Consider the cross-ply and angle-ply laminates under a loading case in which the resulting edge forces are [Nx, Ny, Nxy] = [100 kN/m, 0, 0] without a temperature change. The macroscopic strain state in each lamina is determined using the process described in Section 5.3 with a lamina thickness, t, of 0.2 mm. The homogenized mechanical strains in the cross-ply and angle-ply laminates are given in Tables 6 and 7 respectively...


Review of classical laminated plate theory

To illustrate the full process of using the self-consistent micromechanics method described herein, two laminate stacking sequences are investigated, the [0/90/90/0] cross-ply laminate and the [45/-45/-45/45] angle-ply laminate. For this example, the laminate level analysis is preformed using classical laminate plate theory but, finite element methods can also be used for more complex geometries and loading conditions.

Consider only the in-plane resultant forces, [Nx, Ny, Nxy] as defined in Figure б, and thermal loading. Under these conditions, Equation 14 gives relationship between the lamina stresses and strains referenced to the principal material axis (i,2).

a, = QjSj (i, j = 1,2,6) (14)

Here, Qij is the reduced stiffness matrix in the material principal coordinate system...


Determination of influence matrix and thermal superposition vector

The influence matrix and thermal superposition vector can be extracted from the same set finite element analyses used to determine the effective lamina properties.
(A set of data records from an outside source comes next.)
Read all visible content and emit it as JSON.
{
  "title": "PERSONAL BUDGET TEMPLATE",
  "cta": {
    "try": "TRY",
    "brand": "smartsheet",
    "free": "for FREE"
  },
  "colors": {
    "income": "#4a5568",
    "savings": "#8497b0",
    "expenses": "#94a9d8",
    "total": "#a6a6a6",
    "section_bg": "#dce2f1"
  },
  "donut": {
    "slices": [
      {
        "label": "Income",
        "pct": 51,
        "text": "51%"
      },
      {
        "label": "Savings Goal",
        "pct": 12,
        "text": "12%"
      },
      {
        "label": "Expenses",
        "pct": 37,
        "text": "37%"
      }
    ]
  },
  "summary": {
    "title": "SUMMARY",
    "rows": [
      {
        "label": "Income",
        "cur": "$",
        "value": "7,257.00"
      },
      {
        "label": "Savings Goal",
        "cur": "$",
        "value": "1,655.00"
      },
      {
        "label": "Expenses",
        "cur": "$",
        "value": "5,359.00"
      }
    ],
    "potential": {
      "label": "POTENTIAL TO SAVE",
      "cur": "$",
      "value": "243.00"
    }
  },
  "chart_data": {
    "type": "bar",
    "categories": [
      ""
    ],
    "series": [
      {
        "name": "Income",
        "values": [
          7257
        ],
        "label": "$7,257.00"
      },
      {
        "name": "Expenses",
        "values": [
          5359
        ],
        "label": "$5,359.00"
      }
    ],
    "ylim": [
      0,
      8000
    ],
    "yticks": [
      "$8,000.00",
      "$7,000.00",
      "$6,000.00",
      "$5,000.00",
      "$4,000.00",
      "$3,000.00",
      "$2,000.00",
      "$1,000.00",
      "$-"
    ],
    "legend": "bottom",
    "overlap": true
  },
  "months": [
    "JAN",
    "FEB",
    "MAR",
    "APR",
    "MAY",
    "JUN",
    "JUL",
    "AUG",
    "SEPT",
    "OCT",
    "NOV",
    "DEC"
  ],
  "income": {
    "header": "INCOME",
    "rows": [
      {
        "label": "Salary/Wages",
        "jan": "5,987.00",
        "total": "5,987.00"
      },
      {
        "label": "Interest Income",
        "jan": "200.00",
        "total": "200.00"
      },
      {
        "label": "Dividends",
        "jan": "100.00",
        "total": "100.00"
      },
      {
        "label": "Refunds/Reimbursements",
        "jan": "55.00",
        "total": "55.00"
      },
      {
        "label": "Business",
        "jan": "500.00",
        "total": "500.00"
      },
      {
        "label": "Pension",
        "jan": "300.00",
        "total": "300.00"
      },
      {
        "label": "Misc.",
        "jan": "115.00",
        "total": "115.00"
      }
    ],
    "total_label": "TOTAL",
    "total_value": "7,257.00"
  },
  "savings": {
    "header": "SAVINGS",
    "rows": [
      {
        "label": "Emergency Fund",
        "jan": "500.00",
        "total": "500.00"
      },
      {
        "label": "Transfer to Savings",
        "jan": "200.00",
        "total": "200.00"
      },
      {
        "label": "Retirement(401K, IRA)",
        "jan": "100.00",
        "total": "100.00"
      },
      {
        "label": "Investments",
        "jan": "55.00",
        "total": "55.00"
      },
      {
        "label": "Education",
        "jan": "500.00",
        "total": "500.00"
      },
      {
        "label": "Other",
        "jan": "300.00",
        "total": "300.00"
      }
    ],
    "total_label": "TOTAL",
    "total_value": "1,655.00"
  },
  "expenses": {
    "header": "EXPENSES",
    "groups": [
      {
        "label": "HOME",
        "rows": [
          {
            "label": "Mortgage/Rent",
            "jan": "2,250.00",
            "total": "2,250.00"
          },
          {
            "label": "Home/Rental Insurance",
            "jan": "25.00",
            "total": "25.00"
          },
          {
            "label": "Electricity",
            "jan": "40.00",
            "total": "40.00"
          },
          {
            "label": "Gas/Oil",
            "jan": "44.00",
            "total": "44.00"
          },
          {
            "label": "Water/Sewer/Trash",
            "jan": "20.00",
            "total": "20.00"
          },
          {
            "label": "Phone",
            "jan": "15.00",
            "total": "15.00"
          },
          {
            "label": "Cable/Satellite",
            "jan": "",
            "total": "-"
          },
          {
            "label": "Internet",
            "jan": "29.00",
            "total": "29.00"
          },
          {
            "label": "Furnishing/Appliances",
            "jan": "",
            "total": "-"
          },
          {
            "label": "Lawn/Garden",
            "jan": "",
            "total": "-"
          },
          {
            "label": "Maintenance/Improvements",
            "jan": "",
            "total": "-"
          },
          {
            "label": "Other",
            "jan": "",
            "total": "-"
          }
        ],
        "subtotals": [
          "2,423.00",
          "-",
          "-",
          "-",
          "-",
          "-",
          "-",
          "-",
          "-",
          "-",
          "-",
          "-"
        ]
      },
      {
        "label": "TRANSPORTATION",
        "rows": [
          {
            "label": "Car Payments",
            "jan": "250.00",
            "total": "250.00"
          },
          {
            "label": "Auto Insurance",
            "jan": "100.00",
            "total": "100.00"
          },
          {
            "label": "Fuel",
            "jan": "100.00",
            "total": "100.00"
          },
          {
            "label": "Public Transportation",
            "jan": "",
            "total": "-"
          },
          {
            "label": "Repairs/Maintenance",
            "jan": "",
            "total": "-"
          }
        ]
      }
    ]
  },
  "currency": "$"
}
It should be noted that both the influence matrix and the thermal superposition vector are field variables. That is, each specific geometric point within a representative volume element yields a unique influence matrix. Presented as field variables, the terms of the influence matrices and thermal superposition vectors are illustrated graphically in Figures 4 and 5, respectively.

The micro-strain field can be extracted at every node or integration point within the representative volume element. The enhanced strain field at every point within a volume element can be used in a point failure criteria...